| WORK REQUEST |
Only a number is expected: how many lines in the data below contain the word "this".
▼
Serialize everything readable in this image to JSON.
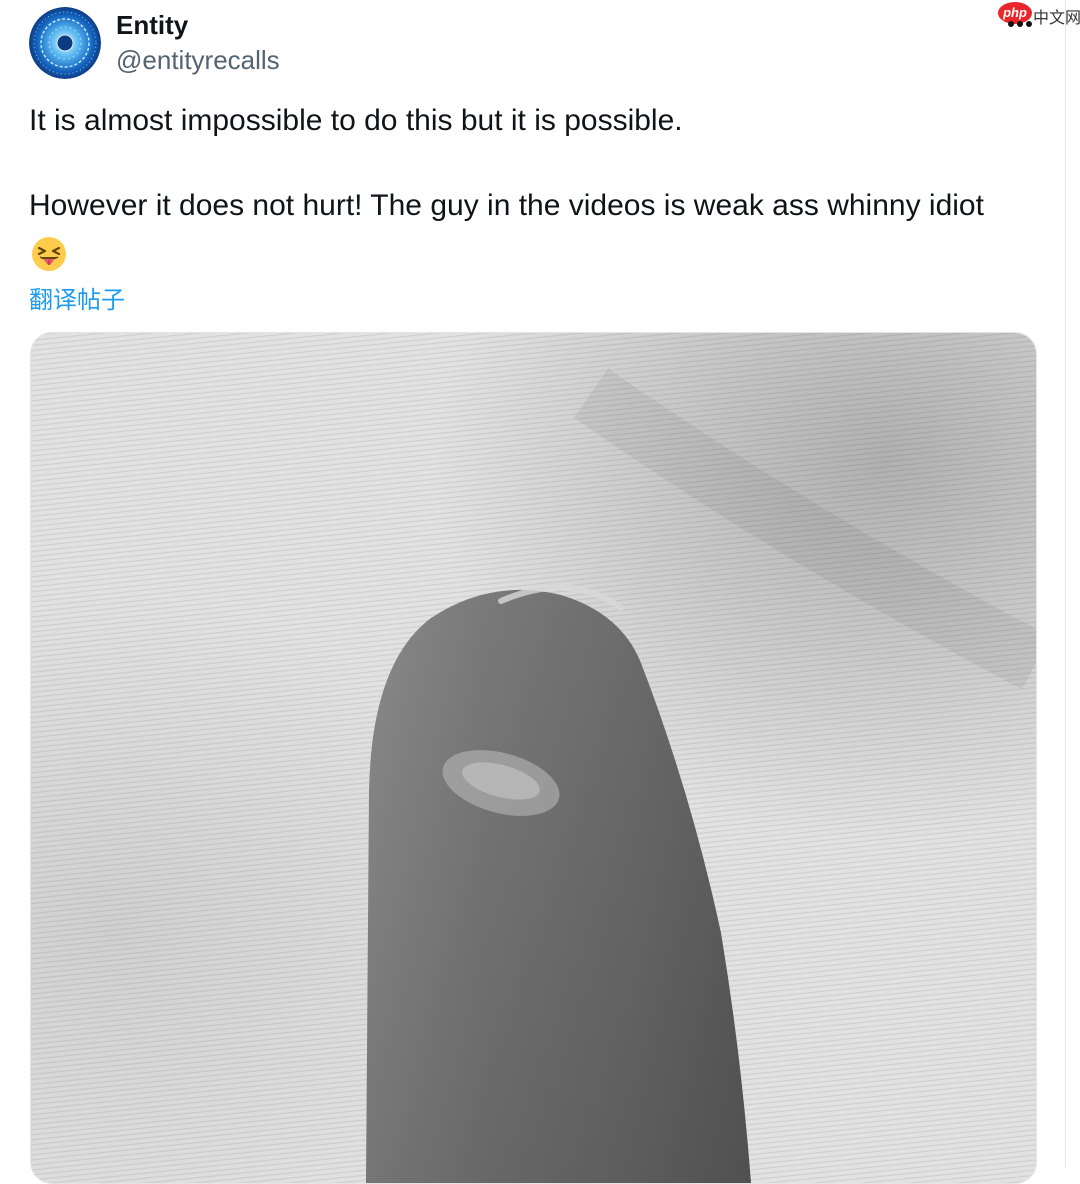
{
  "author": {
    "name": "Entity",
    "handle": "@entityrecalls",
    "avatar_icon": "blue-tech-sphere-avatar"
  },
  "tweet": {
    "line1": "It is almost impossible to do this but it is possible.",
    "line2": "However it does not hurt! The guy in the videos is weak ass whinny idiot",
    "emoji": "😝"
  },
  "translate_label": "翻译帖子",
  "watermark": {
    "badge": "php",
    "text": "中文网"
  },
  "media": {
    "icon": "photo-finger-on-fabric",
    "palette": {
      "fabric": "#e4e4e4",
      "finger": "#7a7a7a"
    }
  },
  "colors": {
    "text": "#0f1419",
    "secondary": "#536471",
    "link": "#1d9bf0"
  }
}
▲
| REPLY TO THE EXERCISE |
2